We find it unnecessary to decide whether, under other circumstances, the Government's refusal to immunize defense witnesses might deny the defendant his due process right to a fair trial. The due process argument of Lenz depends on two assumptions which we find unsupported by the record: that, had he been granted immunity, Mooneyham would have testified; and that, had he testified, Mooneyham would have told the jury Lenz did not participate in either robbery. In fact, the record shows Mooneyham was subpoenaed, brought from the Atlanta penitentiary where he was incarcerated on an unrelated charge, and put on the witness stand. There, he refused to testify on the ground that doing so would put his life in jeopardy. This being the case, it appears Mooneyham would not have testified about the robberies even under a grant of immunity. Furthermore, it is not even clear that Mooneyham's testimony would have benefited Lenz. Lenz's attorney stated only that Mooneyham's expected testimony would be "very significant" and that, but for the self-incrimination problem, Mooneyham would have been a defense witness. At no time did counsel describe the substance of Mooneyham's expected testimony nor even intimate that he knew what it would be. Even if the due process rule Lenz proposes were accepted, this record would not establish a violation.

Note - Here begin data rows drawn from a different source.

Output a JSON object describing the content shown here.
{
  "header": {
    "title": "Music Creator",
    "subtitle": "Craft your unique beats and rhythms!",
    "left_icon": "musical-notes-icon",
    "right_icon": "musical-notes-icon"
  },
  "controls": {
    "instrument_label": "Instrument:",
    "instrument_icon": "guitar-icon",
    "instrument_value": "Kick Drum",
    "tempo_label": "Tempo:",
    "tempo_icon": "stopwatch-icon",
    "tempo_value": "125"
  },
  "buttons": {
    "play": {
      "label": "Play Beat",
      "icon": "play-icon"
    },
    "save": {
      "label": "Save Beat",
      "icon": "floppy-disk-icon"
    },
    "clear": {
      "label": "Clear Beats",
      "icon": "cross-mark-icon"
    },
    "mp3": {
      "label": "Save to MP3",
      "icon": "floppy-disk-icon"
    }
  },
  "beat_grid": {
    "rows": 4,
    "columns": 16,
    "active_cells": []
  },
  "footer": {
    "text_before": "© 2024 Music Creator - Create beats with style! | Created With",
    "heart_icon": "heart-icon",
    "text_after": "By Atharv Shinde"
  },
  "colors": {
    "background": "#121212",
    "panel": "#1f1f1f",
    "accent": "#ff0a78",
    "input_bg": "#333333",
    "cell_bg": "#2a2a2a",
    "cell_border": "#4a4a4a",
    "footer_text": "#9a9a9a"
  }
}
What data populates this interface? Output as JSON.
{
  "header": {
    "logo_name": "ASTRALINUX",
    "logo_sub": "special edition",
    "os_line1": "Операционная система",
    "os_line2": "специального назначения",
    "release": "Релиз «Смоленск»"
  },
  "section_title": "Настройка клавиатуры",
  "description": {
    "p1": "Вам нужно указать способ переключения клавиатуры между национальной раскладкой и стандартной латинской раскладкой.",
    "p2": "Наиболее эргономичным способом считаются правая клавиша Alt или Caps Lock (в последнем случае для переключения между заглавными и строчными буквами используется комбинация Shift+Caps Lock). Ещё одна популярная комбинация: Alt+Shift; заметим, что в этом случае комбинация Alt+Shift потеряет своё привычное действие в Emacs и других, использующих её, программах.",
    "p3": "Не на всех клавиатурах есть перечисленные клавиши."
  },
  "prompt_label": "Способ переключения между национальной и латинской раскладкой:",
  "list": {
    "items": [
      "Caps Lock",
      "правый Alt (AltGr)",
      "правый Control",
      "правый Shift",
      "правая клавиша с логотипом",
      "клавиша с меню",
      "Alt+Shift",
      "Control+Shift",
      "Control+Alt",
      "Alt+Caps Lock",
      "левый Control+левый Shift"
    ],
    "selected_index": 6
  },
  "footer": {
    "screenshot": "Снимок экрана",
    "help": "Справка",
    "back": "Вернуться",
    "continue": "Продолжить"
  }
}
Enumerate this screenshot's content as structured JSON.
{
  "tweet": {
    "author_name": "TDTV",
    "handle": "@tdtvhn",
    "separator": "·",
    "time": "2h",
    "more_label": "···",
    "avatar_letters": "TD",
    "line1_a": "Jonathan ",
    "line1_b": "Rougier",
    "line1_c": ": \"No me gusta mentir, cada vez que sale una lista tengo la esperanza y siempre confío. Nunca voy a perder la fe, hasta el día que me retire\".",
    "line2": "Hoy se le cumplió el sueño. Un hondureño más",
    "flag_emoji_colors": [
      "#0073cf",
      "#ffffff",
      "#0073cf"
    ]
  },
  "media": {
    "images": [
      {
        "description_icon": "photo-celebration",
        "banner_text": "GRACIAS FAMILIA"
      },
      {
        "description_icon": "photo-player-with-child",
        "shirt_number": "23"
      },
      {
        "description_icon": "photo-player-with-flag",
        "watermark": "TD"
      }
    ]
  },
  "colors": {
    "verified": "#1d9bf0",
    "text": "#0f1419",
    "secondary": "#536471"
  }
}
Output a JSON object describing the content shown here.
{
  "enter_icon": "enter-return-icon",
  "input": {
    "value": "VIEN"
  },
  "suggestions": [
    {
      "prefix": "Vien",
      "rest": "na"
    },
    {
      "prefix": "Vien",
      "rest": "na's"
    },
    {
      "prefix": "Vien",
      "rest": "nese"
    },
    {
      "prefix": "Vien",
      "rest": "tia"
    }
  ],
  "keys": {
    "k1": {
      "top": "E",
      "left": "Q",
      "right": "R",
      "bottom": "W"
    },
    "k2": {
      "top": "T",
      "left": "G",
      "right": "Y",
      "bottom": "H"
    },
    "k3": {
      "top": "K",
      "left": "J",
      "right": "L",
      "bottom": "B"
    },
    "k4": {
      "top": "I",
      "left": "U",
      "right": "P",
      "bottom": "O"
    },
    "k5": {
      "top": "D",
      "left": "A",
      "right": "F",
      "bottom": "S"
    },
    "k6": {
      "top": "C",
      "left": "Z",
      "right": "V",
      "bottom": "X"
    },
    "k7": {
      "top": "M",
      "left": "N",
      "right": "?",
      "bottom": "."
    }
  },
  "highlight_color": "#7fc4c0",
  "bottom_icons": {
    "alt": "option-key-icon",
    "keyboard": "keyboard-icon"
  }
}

We have also considered Lenz's other assignments of error and find them so unmeritorious as not to warrant discussion. Accordingly, the judgment of the district court is affirmed.